Supplied information
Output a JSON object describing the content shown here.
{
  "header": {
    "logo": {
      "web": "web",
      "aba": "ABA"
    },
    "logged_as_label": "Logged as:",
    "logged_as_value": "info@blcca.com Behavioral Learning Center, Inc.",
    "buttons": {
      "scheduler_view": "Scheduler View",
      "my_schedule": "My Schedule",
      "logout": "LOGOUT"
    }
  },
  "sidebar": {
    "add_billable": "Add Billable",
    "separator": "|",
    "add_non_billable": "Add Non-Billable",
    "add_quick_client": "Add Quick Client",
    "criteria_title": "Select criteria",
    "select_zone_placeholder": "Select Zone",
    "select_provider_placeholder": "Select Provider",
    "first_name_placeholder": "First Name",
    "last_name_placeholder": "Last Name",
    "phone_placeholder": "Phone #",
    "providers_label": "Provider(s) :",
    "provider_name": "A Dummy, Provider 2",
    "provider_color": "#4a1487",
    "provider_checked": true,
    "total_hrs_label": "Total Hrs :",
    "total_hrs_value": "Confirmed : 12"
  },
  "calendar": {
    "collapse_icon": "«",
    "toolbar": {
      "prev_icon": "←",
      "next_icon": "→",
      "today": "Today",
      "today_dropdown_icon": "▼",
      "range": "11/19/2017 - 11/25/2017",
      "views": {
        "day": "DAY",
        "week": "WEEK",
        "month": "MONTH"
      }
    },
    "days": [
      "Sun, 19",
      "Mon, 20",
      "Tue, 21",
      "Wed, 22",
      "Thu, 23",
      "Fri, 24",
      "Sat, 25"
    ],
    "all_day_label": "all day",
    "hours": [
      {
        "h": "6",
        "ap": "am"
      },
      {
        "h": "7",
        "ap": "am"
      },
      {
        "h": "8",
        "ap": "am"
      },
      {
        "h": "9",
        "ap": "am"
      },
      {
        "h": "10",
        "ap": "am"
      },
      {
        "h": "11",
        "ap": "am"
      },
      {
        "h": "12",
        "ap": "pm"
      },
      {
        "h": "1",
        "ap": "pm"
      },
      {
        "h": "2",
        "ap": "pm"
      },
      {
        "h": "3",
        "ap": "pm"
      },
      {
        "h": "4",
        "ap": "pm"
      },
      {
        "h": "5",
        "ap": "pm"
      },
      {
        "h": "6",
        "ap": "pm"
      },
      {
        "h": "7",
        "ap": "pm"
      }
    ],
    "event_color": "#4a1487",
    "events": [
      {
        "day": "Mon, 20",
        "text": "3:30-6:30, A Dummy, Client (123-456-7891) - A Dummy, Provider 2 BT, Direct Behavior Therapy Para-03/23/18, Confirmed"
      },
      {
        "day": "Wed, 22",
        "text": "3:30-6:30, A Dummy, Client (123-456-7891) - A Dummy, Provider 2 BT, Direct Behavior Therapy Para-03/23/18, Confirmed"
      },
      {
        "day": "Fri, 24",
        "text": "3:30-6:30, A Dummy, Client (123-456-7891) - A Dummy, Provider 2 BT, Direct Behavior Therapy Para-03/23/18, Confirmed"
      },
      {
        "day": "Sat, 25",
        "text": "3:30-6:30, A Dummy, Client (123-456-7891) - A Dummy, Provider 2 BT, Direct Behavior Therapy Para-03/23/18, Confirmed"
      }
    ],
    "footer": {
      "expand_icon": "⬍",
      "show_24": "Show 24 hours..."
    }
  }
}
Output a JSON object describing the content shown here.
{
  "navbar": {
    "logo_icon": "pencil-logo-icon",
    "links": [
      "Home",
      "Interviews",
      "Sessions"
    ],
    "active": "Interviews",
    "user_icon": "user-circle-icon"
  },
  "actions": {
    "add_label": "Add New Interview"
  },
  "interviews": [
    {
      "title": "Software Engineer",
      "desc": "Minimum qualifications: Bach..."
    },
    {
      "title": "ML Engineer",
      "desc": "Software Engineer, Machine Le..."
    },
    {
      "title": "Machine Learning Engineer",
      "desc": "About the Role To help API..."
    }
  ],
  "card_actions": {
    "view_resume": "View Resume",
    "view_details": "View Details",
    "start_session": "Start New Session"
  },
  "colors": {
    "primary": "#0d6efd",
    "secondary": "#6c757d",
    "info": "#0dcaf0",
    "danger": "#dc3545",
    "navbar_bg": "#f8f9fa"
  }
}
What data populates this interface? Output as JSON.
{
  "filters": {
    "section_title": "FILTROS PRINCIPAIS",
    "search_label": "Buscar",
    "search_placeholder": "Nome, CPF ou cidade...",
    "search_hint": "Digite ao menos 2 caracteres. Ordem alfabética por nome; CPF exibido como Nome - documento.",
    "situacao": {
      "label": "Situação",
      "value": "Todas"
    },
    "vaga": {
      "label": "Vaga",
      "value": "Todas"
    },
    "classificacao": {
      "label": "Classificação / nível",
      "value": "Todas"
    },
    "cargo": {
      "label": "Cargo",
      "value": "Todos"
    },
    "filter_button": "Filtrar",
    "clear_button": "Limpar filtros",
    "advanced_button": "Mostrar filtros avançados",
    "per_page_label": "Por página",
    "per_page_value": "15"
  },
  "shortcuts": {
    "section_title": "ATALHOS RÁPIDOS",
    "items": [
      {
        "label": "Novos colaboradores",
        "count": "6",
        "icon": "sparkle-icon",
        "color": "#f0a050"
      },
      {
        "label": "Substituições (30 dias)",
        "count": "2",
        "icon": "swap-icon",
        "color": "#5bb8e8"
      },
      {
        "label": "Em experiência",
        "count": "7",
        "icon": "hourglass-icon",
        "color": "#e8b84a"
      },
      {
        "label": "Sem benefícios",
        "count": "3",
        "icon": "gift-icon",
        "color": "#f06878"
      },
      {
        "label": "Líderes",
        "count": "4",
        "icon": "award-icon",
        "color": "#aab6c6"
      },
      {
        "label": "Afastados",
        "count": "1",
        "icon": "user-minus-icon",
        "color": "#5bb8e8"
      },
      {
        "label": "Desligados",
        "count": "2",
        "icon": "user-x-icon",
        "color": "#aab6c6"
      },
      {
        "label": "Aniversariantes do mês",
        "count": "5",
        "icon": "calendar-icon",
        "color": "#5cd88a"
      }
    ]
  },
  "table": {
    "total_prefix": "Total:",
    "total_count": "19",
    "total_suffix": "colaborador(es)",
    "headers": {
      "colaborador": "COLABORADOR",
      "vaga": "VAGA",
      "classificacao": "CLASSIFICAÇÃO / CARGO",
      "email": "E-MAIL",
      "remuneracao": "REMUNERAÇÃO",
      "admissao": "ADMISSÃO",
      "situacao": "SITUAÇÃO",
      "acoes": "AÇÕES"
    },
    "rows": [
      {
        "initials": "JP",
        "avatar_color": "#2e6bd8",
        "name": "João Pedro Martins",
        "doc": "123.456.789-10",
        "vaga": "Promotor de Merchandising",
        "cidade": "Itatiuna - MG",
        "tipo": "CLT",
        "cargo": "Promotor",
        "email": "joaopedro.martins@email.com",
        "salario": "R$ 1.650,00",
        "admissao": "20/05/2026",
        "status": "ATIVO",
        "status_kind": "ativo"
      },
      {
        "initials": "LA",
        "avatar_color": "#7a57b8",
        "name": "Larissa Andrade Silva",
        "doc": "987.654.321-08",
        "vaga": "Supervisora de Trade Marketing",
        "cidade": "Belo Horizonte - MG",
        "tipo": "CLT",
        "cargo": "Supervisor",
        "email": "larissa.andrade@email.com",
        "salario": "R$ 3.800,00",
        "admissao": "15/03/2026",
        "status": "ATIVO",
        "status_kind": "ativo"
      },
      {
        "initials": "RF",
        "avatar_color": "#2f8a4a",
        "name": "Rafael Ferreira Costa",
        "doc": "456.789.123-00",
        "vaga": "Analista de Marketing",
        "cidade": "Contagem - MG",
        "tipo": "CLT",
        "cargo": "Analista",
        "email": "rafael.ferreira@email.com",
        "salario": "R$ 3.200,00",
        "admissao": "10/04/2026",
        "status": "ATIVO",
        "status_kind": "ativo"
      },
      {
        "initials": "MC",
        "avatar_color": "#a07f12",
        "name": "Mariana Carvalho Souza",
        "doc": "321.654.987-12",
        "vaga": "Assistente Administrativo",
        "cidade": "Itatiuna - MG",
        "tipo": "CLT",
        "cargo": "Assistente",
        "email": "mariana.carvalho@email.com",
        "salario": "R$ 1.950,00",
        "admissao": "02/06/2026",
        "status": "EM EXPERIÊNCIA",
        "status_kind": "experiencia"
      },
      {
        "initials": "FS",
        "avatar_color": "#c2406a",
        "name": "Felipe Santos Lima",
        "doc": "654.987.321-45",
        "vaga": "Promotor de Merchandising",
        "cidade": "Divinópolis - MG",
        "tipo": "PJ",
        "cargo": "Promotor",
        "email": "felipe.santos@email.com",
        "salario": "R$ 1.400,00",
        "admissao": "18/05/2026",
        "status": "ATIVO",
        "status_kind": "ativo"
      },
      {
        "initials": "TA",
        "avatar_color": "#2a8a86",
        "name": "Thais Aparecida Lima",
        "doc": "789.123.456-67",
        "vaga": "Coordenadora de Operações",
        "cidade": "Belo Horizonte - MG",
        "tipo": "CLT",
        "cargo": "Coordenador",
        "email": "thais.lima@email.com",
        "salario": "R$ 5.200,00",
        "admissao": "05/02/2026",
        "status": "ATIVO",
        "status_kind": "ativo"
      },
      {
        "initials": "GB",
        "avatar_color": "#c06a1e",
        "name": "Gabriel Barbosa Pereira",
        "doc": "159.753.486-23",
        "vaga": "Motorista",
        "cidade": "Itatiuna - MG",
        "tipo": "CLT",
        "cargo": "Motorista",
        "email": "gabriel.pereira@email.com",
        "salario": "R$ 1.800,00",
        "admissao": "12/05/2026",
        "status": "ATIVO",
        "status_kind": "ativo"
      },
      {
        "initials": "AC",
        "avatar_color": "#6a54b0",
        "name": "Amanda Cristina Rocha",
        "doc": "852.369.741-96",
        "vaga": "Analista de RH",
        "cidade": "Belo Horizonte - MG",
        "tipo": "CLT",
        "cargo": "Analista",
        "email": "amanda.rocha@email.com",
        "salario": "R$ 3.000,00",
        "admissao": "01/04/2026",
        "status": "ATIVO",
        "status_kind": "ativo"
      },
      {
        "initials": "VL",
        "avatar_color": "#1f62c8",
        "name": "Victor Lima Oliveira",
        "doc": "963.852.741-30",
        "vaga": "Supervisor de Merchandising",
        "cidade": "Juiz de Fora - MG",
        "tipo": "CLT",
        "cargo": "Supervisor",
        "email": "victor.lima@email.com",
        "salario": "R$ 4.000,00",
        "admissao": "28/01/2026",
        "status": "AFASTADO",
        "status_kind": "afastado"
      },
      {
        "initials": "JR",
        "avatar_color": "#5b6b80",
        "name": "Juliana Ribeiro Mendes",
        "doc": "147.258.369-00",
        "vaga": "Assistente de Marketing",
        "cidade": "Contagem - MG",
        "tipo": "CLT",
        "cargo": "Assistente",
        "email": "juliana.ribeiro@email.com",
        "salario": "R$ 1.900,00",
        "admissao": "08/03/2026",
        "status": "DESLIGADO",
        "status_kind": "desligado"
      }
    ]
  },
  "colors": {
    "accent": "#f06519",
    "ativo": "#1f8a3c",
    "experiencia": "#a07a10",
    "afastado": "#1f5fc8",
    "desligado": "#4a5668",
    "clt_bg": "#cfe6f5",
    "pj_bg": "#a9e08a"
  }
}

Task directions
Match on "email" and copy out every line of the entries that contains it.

Result of this exercise
      "email": "E-MAIL",
        "email": "joaopedro.martins@email.com",
        "email": "larissa.andrade@email.com",
        "email": "rafael.ferreira@email.com",
        "email": "mariana.carvalho@email.com",
        "email": "felipe.santos@email.com",
        "email": "thais.lima@email.com",
        "email": "gabriel.pereira@email.com",
        "email": "amanda.rocha@email.com",
        "email": "victor.lima@email.com",
        "email": "juliana.ribeiro@email.com",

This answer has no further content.